In this light, I must conclude that programming has dramatically changed since I wrote my first straightforward piece of code. Moreover, the re-emergence of ML in the last decade or so has propelled such a transformation that is still ongoing.
ChatGPT has taken the world by storm. It has already set the record as having the fastest user base in history – 100 million users in just two months and counting. It can translate, summarize, manage Q&A sessions and write on our behalf. Almost like a good old expert system but more intelligent and universal. Some argue the technology is the prelude to AGI, Artificial General Intelligence. Others call it a general-purpose technology that can be deployed anywhere and everywhere. In all cases, ChatGPT and competitors will bring even more dramatic changes to computer programming.
The ML model behind ChatGPT and Friends is called Transformers, paradoxically created by Google Brain in 2017. I guess Google fell asleep at the wheel. If you want to understand transformers, look at this paper, for example. Knowing any programming language, Python included, will not help you much in mastering such a model. But of course, we do not need to fully understand transformers to write code to support their development and implementation. But then again, my role as a coder is not the traditional one. In fact, I am coding an agent that can code itself and yield the expected outputs. It is not out of the question that, in the near future, we can have computational agents also doing most of that work.

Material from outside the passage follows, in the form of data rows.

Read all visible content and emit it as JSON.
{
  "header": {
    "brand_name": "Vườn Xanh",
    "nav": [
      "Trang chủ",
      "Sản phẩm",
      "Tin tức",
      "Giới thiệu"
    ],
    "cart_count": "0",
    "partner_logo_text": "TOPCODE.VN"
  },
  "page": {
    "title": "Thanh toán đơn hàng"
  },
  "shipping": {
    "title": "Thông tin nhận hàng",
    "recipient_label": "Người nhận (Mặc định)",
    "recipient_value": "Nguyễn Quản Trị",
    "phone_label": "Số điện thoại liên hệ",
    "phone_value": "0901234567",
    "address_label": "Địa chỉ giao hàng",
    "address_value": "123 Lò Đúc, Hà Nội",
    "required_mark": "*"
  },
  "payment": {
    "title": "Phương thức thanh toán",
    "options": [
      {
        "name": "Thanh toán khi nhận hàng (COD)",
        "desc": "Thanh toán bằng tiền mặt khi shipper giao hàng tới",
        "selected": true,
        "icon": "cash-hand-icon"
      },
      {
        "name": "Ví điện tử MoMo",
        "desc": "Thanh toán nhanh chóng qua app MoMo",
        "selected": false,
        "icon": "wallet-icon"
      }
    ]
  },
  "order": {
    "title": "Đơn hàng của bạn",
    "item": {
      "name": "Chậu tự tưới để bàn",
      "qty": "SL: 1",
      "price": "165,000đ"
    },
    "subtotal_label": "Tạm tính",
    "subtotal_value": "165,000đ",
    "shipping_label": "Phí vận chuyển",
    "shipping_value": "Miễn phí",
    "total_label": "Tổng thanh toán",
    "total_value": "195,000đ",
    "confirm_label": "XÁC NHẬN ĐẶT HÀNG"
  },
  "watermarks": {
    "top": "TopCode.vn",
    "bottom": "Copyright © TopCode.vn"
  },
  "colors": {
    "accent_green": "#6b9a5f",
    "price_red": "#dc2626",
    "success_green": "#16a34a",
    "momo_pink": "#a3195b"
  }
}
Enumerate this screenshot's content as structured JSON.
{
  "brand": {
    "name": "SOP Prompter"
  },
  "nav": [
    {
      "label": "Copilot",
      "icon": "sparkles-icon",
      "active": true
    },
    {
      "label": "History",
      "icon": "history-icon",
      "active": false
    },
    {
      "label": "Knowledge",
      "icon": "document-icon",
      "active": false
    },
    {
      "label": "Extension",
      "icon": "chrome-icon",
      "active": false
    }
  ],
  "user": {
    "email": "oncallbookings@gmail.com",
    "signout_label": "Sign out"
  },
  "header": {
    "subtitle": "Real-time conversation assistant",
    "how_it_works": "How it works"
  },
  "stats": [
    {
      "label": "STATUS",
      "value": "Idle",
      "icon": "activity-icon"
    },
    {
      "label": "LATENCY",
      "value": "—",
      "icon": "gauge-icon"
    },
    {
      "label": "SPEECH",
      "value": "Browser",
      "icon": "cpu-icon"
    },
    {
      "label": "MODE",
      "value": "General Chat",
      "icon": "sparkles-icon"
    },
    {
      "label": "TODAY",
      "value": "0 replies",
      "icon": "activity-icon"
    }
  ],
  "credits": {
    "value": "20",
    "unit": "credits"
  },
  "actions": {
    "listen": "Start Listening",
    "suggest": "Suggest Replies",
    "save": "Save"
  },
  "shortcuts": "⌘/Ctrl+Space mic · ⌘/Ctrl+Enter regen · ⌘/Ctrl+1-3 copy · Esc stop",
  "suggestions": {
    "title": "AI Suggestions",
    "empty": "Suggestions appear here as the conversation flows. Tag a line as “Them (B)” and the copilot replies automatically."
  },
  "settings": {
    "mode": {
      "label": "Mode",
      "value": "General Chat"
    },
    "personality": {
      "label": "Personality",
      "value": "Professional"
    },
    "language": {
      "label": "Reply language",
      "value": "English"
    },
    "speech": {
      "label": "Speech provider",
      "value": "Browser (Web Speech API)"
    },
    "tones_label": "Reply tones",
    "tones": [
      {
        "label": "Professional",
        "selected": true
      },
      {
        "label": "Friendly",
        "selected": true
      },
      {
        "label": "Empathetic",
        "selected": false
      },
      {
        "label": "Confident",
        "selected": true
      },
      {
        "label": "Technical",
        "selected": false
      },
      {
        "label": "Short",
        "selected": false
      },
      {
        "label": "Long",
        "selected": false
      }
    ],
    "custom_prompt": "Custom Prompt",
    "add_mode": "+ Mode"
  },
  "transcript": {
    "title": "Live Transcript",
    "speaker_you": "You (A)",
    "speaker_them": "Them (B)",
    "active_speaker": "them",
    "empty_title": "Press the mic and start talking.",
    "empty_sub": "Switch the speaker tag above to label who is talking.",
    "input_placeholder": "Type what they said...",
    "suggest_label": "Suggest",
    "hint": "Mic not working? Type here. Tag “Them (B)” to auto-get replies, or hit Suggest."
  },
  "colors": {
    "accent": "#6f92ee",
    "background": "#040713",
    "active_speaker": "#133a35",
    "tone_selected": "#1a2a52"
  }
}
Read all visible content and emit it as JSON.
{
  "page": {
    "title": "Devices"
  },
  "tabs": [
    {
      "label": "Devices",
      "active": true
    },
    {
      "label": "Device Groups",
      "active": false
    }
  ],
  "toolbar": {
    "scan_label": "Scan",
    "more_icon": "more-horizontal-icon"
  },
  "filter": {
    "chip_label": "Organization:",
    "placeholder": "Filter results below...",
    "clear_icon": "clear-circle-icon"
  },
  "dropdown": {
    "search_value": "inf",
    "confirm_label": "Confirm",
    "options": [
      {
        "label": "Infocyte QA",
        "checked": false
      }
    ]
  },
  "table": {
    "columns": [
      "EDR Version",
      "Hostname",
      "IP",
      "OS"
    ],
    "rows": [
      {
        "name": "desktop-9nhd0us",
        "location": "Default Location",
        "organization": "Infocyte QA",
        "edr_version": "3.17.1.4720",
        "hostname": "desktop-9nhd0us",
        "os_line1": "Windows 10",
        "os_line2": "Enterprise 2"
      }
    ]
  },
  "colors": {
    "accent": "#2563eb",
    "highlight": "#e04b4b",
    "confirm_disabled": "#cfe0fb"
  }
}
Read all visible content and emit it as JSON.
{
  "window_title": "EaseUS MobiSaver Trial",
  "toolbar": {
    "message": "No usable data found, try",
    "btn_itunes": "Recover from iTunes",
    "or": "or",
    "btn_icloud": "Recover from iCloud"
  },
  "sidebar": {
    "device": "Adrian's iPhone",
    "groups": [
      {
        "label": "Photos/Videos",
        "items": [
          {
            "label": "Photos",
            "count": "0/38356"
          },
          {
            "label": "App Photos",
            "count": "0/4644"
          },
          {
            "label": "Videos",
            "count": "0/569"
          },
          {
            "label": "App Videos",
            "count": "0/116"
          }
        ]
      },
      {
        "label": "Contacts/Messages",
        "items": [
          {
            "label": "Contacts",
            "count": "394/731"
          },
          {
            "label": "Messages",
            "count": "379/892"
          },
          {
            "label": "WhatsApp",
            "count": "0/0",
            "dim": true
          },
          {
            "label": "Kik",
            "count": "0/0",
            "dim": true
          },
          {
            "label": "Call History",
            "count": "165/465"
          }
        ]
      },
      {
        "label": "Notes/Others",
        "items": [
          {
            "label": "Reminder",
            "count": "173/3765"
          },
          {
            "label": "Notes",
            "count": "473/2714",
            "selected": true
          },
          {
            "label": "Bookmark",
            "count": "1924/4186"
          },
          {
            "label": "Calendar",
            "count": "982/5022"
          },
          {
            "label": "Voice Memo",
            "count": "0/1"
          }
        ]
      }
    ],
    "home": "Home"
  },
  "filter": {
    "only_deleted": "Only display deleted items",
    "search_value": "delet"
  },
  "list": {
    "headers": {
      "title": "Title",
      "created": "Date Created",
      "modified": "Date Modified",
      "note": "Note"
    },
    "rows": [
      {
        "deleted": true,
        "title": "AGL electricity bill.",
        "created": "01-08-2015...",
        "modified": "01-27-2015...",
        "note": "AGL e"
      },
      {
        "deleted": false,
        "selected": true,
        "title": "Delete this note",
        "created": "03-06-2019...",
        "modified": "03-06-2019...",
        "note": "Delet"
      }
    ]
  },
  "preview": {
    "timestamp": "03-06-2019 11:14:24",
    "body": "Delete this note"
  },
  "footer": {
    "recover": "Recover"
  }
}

Does this mean that programming will disappear in the next few years? Although I am not great at making predictions, I would argue that coding will still be around, albeit having a very different kind of life. First, traditional programming will still be around for a time but will be pushed to the fringes. Something similar happened with Vynil when the “CD revolution” took over the recording industry. However, Vynil is making a comeback while online music subscriptions are leading the field. However, I do not think old programming will be able to make a Vynil comeback. Second, programming will become a more sophisticated field demanding a combination of different advanced skills in addition to coding. More so if ML algorithms continue to become more complex. Third, programming will become a more stratified field, with those working in leading-edge companies and Big Tech reaping the most of the benefits. At the same time, tasks ML cannot directly do will be undertaken by humans, who will even see lower rewards per task completed. Fourth, hacking and hackers will become more scarce as the skills needed to hack into ML platforms will increase in complexity. Old hackers will have to transition or move to a different field of work. In any event, hackers will not be the change agents of the digital world, as suggested by some academics.
Finally, I do not know if any of the above will happen. But I am absolutely sure my days as a programmer are long gone. No comeback is possible.